At a glance, their success provides a good argument for the benefit of using free agency. It would have been easy to expect Thompson to sign a free agent or two last spring after the Packers were five minutes from a Super Bowl trip before collapsing in the NFC championship game.
Instead, Thompson remained the only general manager in the league who did not sign a player from another team until receiver Jordy Nelson’s injury forced his hand. In an emergency one week before the regular season, Thompson turned to his former third-round pick when he signed street free agent James Jones.
That’s the Packer Way. Draft and develop. It’s how the organization operates. Maybe this year will be different, but there were no signs of change Thursday at Lucas Oil Stadium.

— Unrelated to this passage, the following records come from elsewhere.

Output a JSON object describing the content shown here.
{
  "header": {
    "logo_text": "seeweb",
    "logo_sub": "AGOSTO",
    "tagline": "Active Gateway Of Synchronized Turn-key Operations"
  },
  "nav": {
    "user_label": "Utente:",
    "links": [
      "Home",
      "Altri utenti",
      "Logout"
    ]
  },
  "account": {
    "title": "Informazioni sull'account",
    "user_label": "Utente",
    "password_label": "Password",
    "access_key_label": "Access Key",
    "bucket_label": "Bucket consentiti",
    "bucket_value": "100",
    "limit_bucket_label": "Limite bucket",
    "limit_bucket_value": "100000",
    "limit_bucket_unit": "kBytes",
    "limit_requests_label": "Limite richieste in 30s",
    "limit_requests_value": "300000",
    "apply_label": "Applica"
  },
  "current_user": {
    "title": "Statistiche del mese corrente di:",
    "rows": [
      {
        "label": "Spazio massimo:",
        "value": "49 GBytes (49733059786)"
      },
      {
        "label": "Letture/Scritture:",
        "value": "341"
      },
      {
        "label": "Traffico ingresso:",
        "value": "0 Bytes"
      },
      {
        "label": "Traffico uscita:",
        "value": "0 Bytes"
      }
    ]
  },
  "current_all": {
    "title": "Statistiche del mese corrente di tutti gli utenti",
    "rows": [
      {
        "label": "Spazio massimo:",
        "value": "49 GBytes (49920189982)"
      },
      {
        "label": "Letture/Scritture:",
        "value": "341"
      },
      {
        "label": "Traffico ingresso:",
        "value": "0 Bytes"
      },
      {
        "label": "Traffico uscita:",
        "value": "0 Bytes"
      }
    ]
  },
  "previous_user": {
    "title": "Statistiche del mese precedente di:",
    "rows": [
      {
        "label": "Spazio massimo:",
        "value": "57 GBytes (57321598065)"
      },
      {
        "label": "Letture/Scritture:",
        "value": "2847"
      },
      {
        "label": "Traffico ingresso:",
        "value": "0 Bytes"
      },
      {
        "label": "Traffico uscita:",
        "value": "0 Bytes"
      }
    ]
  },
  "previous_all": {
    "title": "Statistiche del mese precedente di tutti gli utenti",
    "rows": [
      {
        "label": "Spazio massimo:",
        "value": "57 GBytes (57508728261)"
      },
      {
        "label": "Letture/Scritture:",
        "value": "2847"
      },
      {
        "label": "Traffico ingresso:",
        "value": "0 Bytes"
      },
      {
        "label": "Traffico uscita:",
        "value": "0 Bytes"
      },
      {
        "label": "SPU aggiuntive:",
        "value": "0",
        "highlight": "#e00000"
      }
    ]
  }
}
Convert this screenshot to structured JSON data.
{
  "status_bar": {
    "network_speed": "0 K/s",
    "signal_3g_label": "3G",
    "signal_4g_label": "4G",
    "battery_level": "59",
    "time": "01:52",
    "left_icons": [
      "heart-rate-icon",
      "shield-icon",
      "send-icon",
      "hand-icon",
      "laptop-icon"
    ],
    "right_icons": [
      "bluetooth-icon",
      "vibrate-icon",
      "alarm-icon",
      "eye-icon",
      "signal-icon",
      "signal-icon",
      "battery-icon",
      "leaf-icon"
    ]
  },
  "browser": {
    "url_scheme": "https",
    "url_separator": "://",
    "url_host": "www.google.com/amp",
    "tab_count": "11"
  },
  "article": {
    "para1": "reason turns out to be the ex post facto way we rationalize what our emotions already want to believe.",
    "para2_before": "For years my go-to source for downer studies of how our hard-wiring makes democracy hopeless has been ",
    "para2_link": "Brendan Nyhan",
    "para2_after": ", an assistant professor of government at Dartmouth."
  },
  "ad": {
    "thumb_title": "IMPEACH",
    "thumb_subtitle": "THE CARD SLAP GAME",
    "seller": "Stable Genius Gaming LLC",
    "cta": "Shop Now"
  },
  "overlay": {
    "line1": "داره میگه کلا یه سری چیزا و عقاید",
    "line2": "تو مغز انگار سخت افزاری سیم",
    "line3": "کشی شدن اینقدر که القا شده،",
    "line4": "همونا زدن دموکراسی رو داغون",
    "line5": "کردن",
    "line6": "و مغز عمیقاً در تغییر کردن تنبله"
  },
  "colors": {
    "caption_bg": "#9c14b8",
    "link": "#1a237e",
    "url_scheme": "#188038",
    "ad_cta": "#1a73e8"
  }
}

“This is a result business,” McCarthy said. “I think when you look at activity, our personnel guys work. Trust me, they’re active. They work the process and so forth. At the end of the day, the decision-maker has to say yes or no. A lot goes into that. For all of us to sit here and judge yes or no, that’s really not realistic or fair.
“It’s a process. This is a big week. There’s obviously a lot going on right now on all fronts, just with the new roles and the agents and the conversations I know for us and a number of people are happening right now. We’ll see how it shakes out. We might shock you this year.”